Ms Orachorn Devahastin na Ayudhya, daughter of a former military officer, was 16 and too young for a driver’s licence when her Honda Civic rear-ended a van carrying professors and students on Dec 27, 2010, on the Don Muang tollway.
Nine people died and seven were severely injured. A photograph showing her calmly using a mobile phone shortly after the accident was widely circulated, sparking public anger.
She was charged with unlicensed driving and reckless driving causing deaths and injuries and property damage, and is banned from driving until she is 25.
In 2015, a Bangkok civil court ordered Ms Orachorn to pay about 27 million baht (S$1 million) in total compensation to the victims.
Janepob Verraporn, scion of chemical industry distributor Lenso Group, crashed his Mercedes- Benz into a Ford Fiesta on an empty stretch of the Ayutthaya highway on March 13 last year.
The victims, a couple in their 30s, died on the spot.
A dashcam video widely shared on social media showed Janepob’s car rear-ending the victims’ vehicle, which burst into flames.
Janepob survived with minor injuries and refused both alcohol and drug tests. Another dashcam video shared a few days after the accident showed his Mercedes smashing through an Easy Pass toll gate about an hour before the fatal crash.
Relatives of the victims are asking for 100 million baht (S$4 million) in compensation.
Janepob, 37, is facing seven charges, including double vehicular manslaughter and driving under the influence of alcohol, but his lawyers have argued that he is mentally unfit to stand trial.

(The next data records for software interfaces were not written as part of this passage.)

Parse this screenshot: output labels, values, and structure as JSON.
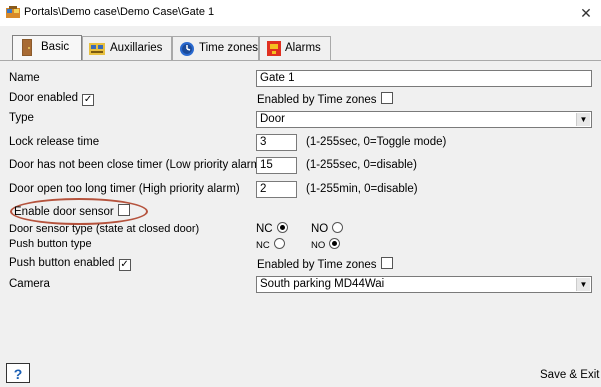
{
  "window": {
    "title": "Portals\\Demo case\\Demo Case\\Gate 1",
    "close_glyph": "✕"
  },
  "tabs": [
    {
      "label": "Basic",
      "icon": "door-icon",
      "active": true
    },
    {
      "label": "Auxillaries",
      "icon": "auxillaries-icon",
      "active": false
    },
    {
      "label": "Time zones",
      "icon": "clock-icon",
      "active": false
    },
    {
      "label": "Alarms",
      "icon": "alarm-icon",
      "active": false
    }
  ],
  "form": {
    "name_label": "Name",
    "name_value": "Gate 1",
    "door_enabled_label": "Door enabled",
    "door_enabled_checked": true,
    "enabled_by_tz_label": "Enabled by Time zones",
    "enabled_by_tz_checked": false,
    "type_label": "Type",
    "type_value": "Door",
    "lock_release_label": "Lock release time",
    "lock_release_value": "3",
    "lock_release_hint": "(1-255sec, 0=Toggle mode)",
    "door_close_timer_label": "Door has not been close timer (Low priority alarm)",
    "door_close_timer_value": "15",
    "door_close_timer_hint": "(1-255sec, 0=disable)",
    "door_open_timer_label": "Door open too long timer (High priority alarm)",
    "door_open_timer_value": "2",
    "door_open_timer_hint": "(1-255min, 0=disable)",
    "door_sensor_label": "Enable door sensor",
    "door_sensor_checked": false,
    "sensor_type_label": "Door sensor type (state at closed door)",
    "sensor_nc_label": "NC",
    "sensor_no_label": "NO",
    "sensor_selected": "NC",
    "push_type_label": "Push button type",
    "push_nc_label": "NC",
    "push_no_label": "NO",
    "push_selected": "NO",
    "push_enabled_label": "Push button enabled",
    "push_enabled_checked": true,
    "push_enabled_by_tz_label": "Enabled by Time zones",
    "push_enabled_by_tz_checked": false,
    "camera_label": "Camera",
    "camera_value": "South parking  MD44Wai"
  },
  "footer": {
    "help_label": "?",
    "save_label": "Save & Exit"
  },
  "colors": {
    "highlight": "#b5533d",
    "panel_bg": "#f0f0f0"
  }
}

A version of this article appeared in the print edition of The Sunday Times on April 09, 2017, with the headline ‘Thailand’s deadly rich kids ‘.